Stormy waves in the South China Sea wash a drunken captain, Charles Chinnough, off his ship just before it crashes on a reef. He’s then rescued by a passing vessel. Two months later the former captain, now in disgrace, sails as a passenger on a ship commanded by Brendensen, the man who had been the first-mate on his last voyage. Tension quickly develops between these two, especially since both are now attracted to the same female passenger, Kim Mitchell. A typhoon forces Chinnough and Brendensen to work together to save the ship while, at the same time, new information comes to light about their previous voyage together.
Soldier with a secret. Tells sweetheart. Sweetheart tells soldier’s soon-to-be mother-in-law. Mother-in-law tells gossiping neighbor. Neighbor tells husband. Husband tells boss while on break at the factory. Boss tells colleague. Colleague tells American Bund caricature dressed like a traveling salesman. Salesman delivers secret to creepy guy with radio. Creepy radio guy calls up Germany. Sweating goose-stepper runs. Goose-stepper hands message to menacing Hitler. Nazis notify a submarine hunting for American ships somewhere in the Atlantic shipping lanes. Submarine captain gets the word.
That’s how it was done. Or so said the American propaganda machine in a 13-frame cartoon storyboard.

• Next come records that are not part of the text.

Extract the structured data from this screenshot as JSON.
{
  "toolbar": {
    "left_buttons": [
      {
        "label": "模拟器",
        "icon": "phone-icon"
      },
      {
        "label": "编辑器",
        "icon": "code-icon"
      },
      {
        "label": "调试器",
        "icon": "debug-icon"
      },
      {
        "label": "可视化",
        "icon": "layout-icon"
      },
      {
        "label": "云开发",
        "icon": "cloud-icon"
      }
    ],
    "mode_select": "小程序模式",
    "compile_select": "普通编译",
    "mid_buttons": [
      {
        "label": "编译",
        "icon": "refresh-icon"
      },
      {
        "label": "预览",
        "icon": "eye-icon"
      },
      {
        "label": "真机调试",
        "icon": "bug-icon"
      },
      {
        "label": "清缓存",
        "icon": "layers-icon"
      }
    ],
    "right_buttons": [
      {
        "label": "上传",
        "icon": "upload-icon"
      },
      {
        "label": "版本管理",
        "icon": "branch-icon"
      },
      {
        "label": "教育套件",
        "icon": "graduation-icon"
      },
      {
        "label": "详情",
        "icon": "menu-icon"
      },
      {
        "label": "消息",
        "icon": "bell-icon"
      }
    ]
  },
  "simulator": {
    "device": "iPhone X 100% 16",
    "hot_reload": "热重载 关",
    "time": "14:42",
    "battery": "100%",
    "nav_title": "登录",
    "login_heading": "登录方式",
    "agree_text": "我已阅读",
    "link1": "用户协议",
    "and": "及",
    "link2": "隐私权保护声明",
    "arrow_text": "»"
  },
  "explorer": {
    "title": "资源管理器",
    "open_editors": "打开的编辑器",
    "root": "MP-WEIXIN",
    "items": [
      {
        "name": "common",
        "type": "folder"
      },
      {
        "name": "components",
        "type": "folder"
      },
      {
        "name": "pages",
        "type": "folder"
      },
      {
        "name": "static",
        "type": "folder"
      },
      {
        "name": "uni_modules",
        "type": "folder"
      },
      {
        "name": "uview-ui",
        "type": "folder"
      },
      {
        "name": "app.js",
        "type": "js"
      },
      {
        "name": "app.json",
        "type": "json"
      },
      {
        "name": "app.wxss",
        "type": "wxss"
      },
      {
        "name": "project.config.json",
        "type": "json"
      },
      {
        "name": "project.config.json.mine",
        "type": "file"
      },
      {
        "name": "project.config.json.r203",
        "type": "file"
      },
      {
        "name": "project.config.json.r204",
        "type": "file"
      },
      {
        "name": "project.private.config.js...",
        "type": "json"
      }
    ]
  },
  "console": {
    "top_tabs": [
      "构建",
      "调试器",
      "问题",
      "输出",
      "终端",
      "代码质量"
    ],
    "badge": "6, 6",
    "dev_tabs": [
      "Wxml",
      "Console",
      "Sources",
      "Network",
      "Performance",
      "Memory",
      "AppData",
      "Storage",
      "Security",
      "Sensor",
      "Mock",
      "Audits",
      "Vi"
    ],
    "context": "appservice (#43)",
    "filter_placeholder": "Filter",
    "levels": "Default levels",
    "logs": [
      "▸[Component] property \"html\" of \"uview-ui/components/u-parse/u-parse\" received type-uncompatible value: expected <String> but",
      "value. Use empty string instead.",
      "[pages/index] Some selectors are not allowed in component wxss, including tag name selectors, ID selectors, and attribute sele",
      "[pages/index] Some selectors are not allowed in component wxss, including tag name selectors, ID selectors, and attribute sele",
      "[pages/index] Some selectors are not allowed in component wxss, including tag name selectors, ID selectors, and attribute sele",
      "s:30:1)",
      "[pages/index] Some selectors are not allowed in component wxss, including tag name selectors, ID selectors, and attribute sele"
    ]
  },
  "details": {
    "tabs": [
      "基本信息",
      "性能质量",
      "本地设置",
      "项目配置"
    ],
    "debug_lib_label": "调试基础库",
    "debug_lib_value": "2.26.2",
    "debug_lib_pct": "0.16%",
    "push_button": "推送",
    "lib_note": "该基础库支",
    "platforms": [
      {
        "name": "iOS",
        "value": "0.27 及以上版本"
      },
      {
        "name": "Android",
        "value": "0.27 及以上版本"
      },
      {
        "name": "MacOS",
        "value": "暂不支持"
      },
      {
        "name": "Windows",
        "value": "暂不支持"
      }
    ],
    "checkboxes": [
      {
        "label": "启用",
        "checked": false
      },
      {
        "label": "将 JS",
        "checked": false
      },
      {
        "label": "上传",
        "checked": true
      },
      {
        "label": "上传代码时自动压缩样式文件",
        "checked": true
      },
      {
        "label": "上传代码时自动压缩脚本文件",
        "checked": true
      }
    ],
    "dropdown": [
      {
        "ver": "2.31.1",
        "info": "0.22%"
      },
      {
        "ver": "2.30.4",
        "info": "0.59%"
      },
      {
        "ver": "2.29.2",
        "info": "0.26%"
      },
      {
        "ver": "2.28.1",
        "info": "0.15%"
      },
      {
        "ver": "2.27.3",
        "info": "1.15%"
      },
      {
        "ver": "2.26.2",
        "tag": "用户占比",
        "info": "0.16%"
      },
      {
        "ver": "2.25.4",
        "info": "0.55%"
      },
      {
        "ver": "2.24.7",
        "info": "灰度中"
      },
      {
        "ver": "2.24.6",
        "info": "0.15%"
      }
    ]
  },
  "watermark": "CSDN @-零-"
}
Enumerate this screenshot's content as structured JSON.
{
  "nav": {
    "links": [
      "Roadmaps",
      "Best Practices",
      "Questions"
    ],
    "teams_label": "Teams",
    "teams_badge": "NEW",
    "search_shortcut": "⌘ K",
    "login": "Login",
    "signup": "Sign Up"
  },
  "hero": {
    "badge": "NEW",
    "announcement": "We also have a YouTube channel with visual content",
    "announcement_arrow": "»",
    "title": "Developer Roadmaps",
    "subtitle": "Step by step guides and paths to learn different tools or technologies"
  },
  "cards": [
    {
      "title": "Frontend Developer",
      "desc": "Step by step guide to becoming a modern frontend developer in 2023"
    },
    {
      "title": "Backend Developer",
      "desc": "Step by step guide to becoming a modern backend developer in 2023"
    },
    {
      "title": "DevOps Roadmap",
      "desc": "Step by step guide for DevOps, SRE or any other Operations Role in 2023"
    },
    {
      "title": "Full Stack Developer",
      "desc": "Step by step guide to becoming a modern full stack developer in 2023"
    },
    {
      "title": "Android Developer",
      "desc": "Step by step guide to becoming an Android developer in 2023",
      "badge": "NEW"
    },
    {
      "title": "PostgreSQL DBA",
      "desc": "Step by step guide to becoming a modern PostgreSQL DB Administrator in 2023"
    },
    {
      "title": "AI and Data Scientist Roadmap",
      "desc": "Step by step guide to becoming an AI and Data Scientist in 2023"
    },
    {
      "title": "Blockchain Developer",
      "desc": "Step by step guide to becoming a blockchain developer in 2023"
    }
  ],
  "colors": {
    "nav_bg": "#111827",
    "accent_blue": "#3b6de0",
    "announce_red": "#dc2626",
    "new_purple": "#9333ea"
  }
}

I had lost my job and my marriage when I saw Bounty for the first time. I wanted to stowaway, cast off, and leave the ruins of my life behind—and Bounty let me. Yet I left far more than grief on land; what mattered at home—education, achievements, appearance—was irrelevant at sea. It was unsettling to abandon all that I thought defined me. I sat in the galley with the other deckhands and wondered what they understood from my face…